- "I hope Congress will consider allowing for the establishment of an insurance fund to make up any shortfalls to customers should a firm become insolvent or go into bankruptcy. This exists in the securities world with Securities Investor Protection Corporation. It exists in the banking world with the Federal Deposit Insurance Corporation. It is time it exists in the futures world. This "belt and suspenders" approach would provide an added level of customer protection in the event that further resources are needed to make customers whole. Simply put, if a broker dealer goes insolvent or into bankruptcy and the customer funds have vanished, this insurance would provide a needed backstop.
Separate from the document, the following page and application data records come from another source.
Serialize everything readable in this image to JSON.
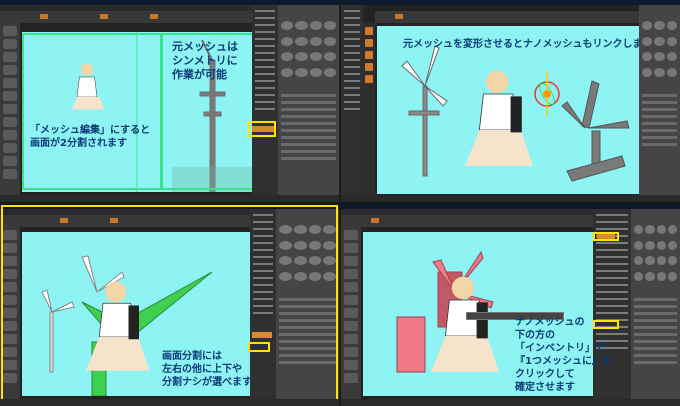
{
  "panels": {
    "top_left": {
      "caption_left": [
        "「メッシュ編集」にすると",
        "画面が2分割されます"
      ],
      "caption_right": [
        "元メッシュは",
        "シンメトリに",
        "作業が可能"
      ]
    },
    "top_right": {
      "caption": "元メッシュを変形させるとナノメッシュもリンクします"
    },
    "bottom_left": {
      "caption": [
        "画面分割には",
        "左右の他に上下や",
        "分割ナシが選べます"
      ]
    },
    "bottom_right": {
      "caption": [
        "ナノメッシュの",
        "下の方の",
        "「インベントリ」で",
        "『1つメッシュに』を",
        "クリックして",
        "確定させます"
      ]
    }
  },
  "colors": {
    "viewport_bg": "#8ef3f3",
    "highlight_yellow": "#ffe400",
    "highlight_green": "#3ce08d",
    "accent_orange": "#d88a2e",
    "model_green": "#3fd04f",
    "model_pink": "#f07a86"
  },
  "icons": {
    "gizmo": "transform-gizmo-icon",
    "brush": "brush-ball-icon"
  }
}
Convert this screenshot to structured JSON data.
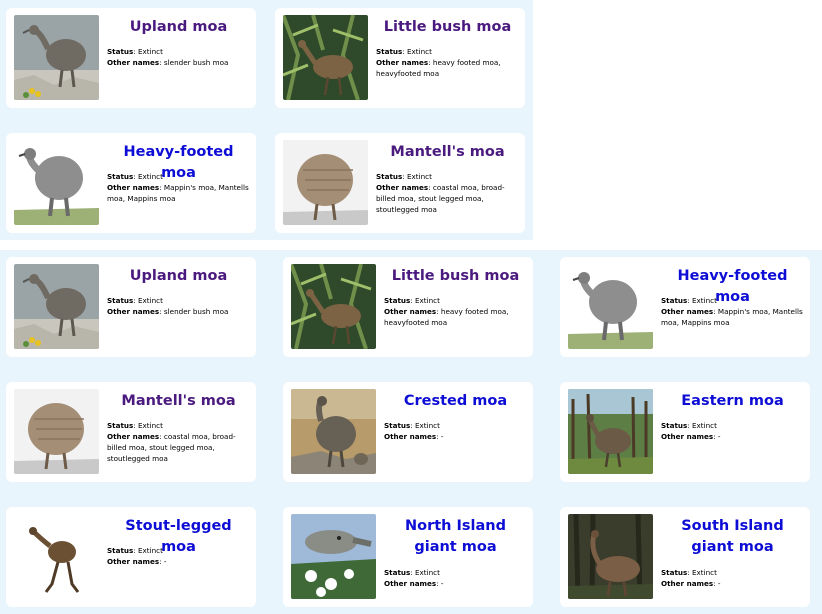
{
  "top_cards": [
    {
      "name": "Upland moa",
      "status": "Extinct",
      "other_names": "slender bush moa",
      "visited": true
    },
    {
      "name": "Little bush moa",
      "status": "Extinct",
      "other_names": "heavy footed moa, heavyfooted moa",
      "visited": true
    },
    {
      "name": "Heavy-footed moa",
      "status": "Extinct",
      "other_names": "Mappin's moa, Mantells moa, Mappins moa",
      "visited": false
    },
    {
      "name": "Mantell's moa",
      "status": "Extinct",
      "other_names": "coastal moa, broad-billed moa, stout legged moa, stoutlegged moa",
      "visited": true
    }
  ],
  "bottom_cards": [
    {
      "name": "Upland moa",
      "status": "Extinct",
      "other_names": "slender bush moa",
      "visited": true
    },
    {
      "name": "Little bush moa",
      "status": "Extinct",
      "other_names": "heavy footed moa, heavyfooted moa",
      "visited": true
    },
    {
      "name": "Heavy-footed moa",
      "status": "Extinct",
      "other_names": "Mappin's moa, Mantells moa, Mappins moa",
      "visited": false
    },
    {
      "name": "Mantell's moa",
      "status": "Extinct",
      "other_names": "coastal moa, broad-billed moa, stout legged moa, stoutlegged moa",
      "visited": true
    },
    {
      "name": "Crested moa",
      "status": "Extinct",
      "other_names": "-",
      "visited": false
    },
    {
      "name": "Eastern moa",
      "status": "Extinct",
      "other_names": "-",
      "visited": false
    },
    {
      "name": "Stout-legged moa",
      "status": "Extinct",
      "other_names": "-",
      "visited": false
    },
    {
      "name": "North Island giant moa",
      "status": "Extinct",
      "other_names": "-",
      "visited": false
    },
    {
      "name": "South Island giant moa",
      "status": "Extinct",
      "other_names": "-",
      "visited": false
    }
  ],
  "labels": {
    "status_label": "Status",
    "other_names_label": "Other names"
  },
  "colors": {
    "panel_background": "#e9f5fc",
    "visited_title": "#4b1a7f",
    "link_title": "#0d0dd6"
  }
}
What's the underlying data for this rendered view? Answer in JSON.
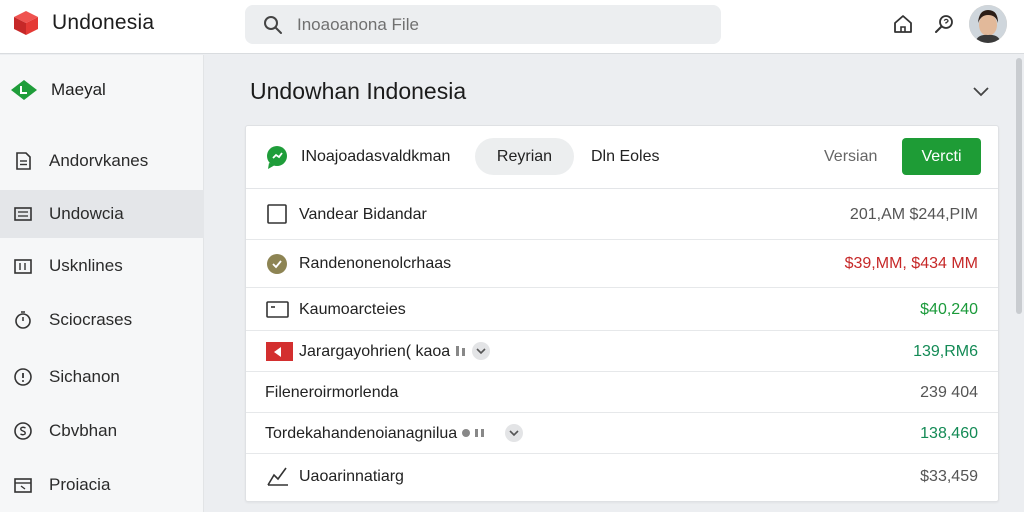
{
  "app": {
    "title": "Undonesia",
    "colors": {
      "brand": "#d32f2f",
      "accent": "#1e9c36",
      "positive": "#1a9a3a",
      "negative": "#c62828"
    }
  },
  "search": {
    "placeholder": "Inoaoanona File",
    "icon": "search-icon"
  },
  "top_icons": [
    "home-icon",
    "search-help-icon"
  ],
  "sidebar": {
    "header": {
      "label": "Maeyal",
      "icon": "green-diamond-icon"
    },
    "items": [
      {
        "label": "Andorvkanes",
        "icon": "document-icon"
      },
      {
        "label": "Undowcia",
        "icon": "list-icon",
        "active": true
      },
      {
        "label": "Usknlines",
        "icon": "grid-panel-icon"
      },
      {
        "label": "Sciocrases",
        "icon": "timer-icon"
      },
      {
        "label": "Sichanon",
        "icon": "info-circle-icon"
      },
      {
        "label": "Cbvbhan",
        "icon": "currency-circle-icon"
      },
      {
        "label": "Proiacia",
        "icon": "calendar-icon"
      }
    ]
  },
  "main": {
    "title": "Undowhan Indonesia",
    "toolbar": {
      "title": "INoajoadasvaldkman",
      "pill_label": "Reyrian",
      "link_label": "Dln Eoles",
      "version_label": "Versian",
      "button_label": "Vercti"
    },
    "rows": [
      {
        "name": "Vandear Bidandar",
        "value": "201,AM  $244,PIM",
        "value_color": "gray",
        "icon": "checkbox-icon"
      },
      {
        "name": "Randenonenolcrhaas",
        "value": "$39,MM,  $434 MM",
        "value_color": "red",
        "icon": "olive-circle-icon"
      },
      {
        "name": "Kaumoarcteies",
        "value": "$40,240",
        "value_color": "green",
        "icon": "window-icon"
      },
      {
        "name": "Jarargayohrien( kaoa",
        "value": "139,RM6",
        "value_color": "teal",
        "icon": "flag-icon",
        "extras": true
      },
      {
        "name": "Fileneroirmorlenda",
        "value": "239 404",
        "value_color": "gray"
      },
      {
        "name": "Tordekahandenoianagn",
        "name_suffix": "ilua",
        "value": "138,460",
        "value_color": "teal",
        "extras": true
      },
      {
        "name": "Uaoarinnatiarg",
        "value": "$33,459",
        "value_color": "gray",
        "icon": "chart-icon"
      }
    ]
  }
}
If the regulatory and enforcement belt breaks, customers don't lose their pants."
Commissioner Scott O'Malia, whose statements include:
- "While the Commission has outlined two critical rules around trading, clearing, and margining, a more comprehensive and definitive schedule must be produced. Not only will it help U.S. markets, but a desire for such a schedule was a common refrain from fellow regulators in Asia, who are attempting to coordinate their respective rules with U.S. and European reform efforts...Our current process is creating pools of legal and regulatory uncertainty that through interconnection, are rapidly forming seas of ambiguity detrimental to market structure and confidence."
- Regarding a Congressional grant of $55 million for technology upgrades, O'Malia said, "It is essential that the Commission discontinue the practice of overseeing a 21st century market with 20th century tools."
- O'Malia made requests for roundtable meetings on client clearing documentation and mandatory clearing.
- O'Malia supports the Foreign Boards of Trade rule, but he voiced a concern about the reliance on "international principles and standards that are currently, but may not be in the future, comparable to our own regulatory regime."
- He supports the Investment of Customer Funds rule, but would like to see a proposed rulemaking in the near future on enhancing the transparency of customer funds. However, O'Malia expressed reservations regarding the prohibition of using sovereign debt as collateral, citing the global interconnectedness of markets, but he is pleased that the commission included a provision to allow petitions for exemption.
- Though O'Malia supports the Swap "Made available for trade" rulemaking, he is concerned that "this proposal is permitting those that have the greatest financial incentives to force all trading onto a platform to determine which swaps must be executed on such platform. This is like asking the fox to guard the chicken coop."
Commissioner Mark Wetjen, whose statements include:
- "Although we cannot be sure the present rule will address the specific issues that are ultimately raised by the MF Global case, it is an important step towards re-emphasizing the Commission’s commitment to ensuring that customer money is invested in a manner that “preserves principal” and “maintains liquidity.” I believe this rule is necessary to restore confidence that this is the case."
- "Customers have a right to know how FCMs and DCOs are investing segregated funds, and that they are doing so prudently. I hope the Commission can take this matter up in the near future."